Combustible Dust Laws in Canada
Even though we are still waiting on a Combustible Dust rule here in the U.S., industrial facilities are all “governed” under one regulatory safety body, OSHA. Many states also have their own safety agency and have the power to adopt their own rules and recommendations.
In contrast, our neighbor to the North, Canada, doesn’t really have a federal safety agency. Instead, each province, or jurisdiction, creates their own rules and regulations…similiar to the power our states have here. Despite this, Canada often follow’s OSHA recommendations for worker safety, including those outlined in the Combustible Dust NEP. (Combustible Dust is not just a U.S. problem!)
Here’s how Canadian jurisdictions’ OHS law addresses the hazards related to combustible dust (taken from OHS Insider):
FEDERAL: In the section on fire hazard areas, which covers work in an atmosphere that contains or is likely to contain explosive concentrations of combustible dust or an area where combustible dust has accumulated in a sufficient quantity to be a hazard [Canada OHS Regs., Sec. 17.11(2)].
ALBERTA: In the section on fire and explosion hazards, for which “hazardous location” is defined as a place where fire or explosion hazards may exist due to combustible dust (among other things) [OHS Code 2009, Part 10].
BRITISH COLUMBIA: In the section on “flammable air contaminants” [OHS Reg., Sec. 5.71] and section on combustible dust [Sec. 5.81].
MANITOBA: In the section on fire and explosive hazards, which covers “flammable substances” defined to include dust that’s capable of creating an explosive atmosphere when suspended in air in concentrations within the explosive limit of the dust [Workplace Health and Safety Reg., Part 19].
NEW BRUNSWICK: a) By barring the use of industrial lift trucks near areas containing explosive dusts [OHS Regs., Sec. 216(2)(a)]; and b) barring workers from welding, cutting, burning or soldering unless they’ve inspected area to ensure that all combustible dust has been removed, if possible, or that adequate precautions have been taken to prevent fire or explosion [Sec. 275(1)].
NEWFOUNDLAND/LABRADOR: In the section on combustible substances, including dusts [OHS Regs. 2009, Sec. 446(1)].

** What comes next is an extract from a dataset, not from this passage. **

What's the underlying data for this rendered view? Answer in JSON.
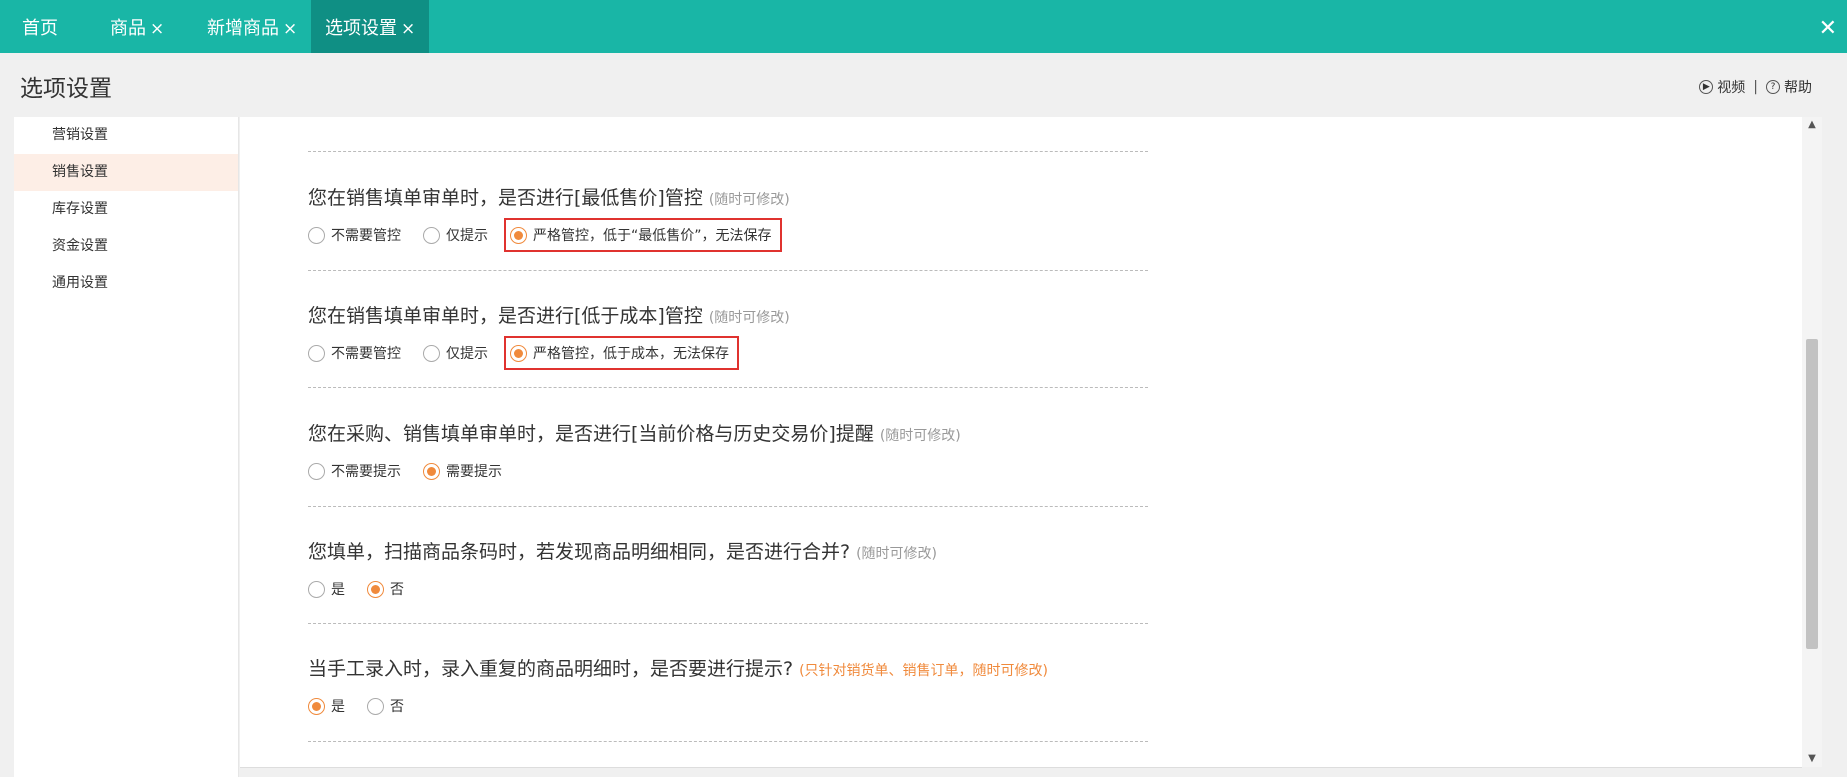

NORTHWEST TERRITORIES/NUNAVUT: a) By requiring certain precautions before workers weld, burn or carry out hot work on a vessel, tank, pipe or structure or in a place where there’s a likelihood of the presence of a flammable or explosive substance [General Safety Regs., Sec. 167(1)]; and b) barring the use of explosive-actuated tools where flammable or explosive dust is present [Sec. 194].
NOVA SCOTIA: a) By barring the use of an industrial lift truck near an area containing airborne dust in a concentration that may cause an explosion [Occupational Safety General Regs., Sec. 82(1)(b)]; and b) requiring workers to remove all hazardous material or processes that produce combustible dust from the area before a welding or allied process is commenced [Sec. 111(1)(a)].
ONTARIO: a) In a section on processes that are likely to produce a dust (among other things) to such an extent that it’s capable of forming an explosive mixture with air [Industrial Establishments Reg., Sec. 63]; b) in a section on dust explosions [Sec. 64]; and c) by barring the use of explosive actuated fastening tools in an atmosphere containing flammable dust [Sec. 36(1)(l)].
PRINCE EDWARD ISLAND: a) By requiring the use of a non-sparking type of explosive-actuated tool where there’s a risk of an explosive atmosphere [OHS General Regs., Sec. 29.2]; and b) barring welding and cutting operations in close proximity to explosive or flammable dusts unless adequate precautions are taken to prevent fires or explosions [Sec. 37.2].
QUÉBEC: a) In the section on combustible dusts and dry materials [Regulation respecting Occupational Health and Safety, Div. VIII]; and b) by barring welding and cutting operations in places containing combustible dusts presenting a fire or explosion hazard unless special precautions are taken to prevent any risk of fire or explosion [Sec. 313].
SASKATCHEWAN: In the section on fire and explosion hazards, which covers “flammable substances” defined to include dust that’s capable of creating an explosive atmosphere when suspended in air in concentrations within the explosive limit of the dust [OHS Regs., Part XXV].
YUKON: a) In the section on processes that are likely to produce a dust (among other things) capable of forming a flammable mixture with air [OHS Regs., Sec. 15.34]; b) by barring welding, cutting, burning or soldering operations unless the surrounding area has been thoroughly inspected to ensure that all combustible, flammable or other explosive materials (including dust) has been removed or other equally effective measures have been taken to prevent a fire or explosion [Sec. 13.12(1)]; and c) in the section on ventilation requirements for air contaminants, including combustible or flammable dust [Occupational Health Regs., Sec. 8(6)].
No comments yet.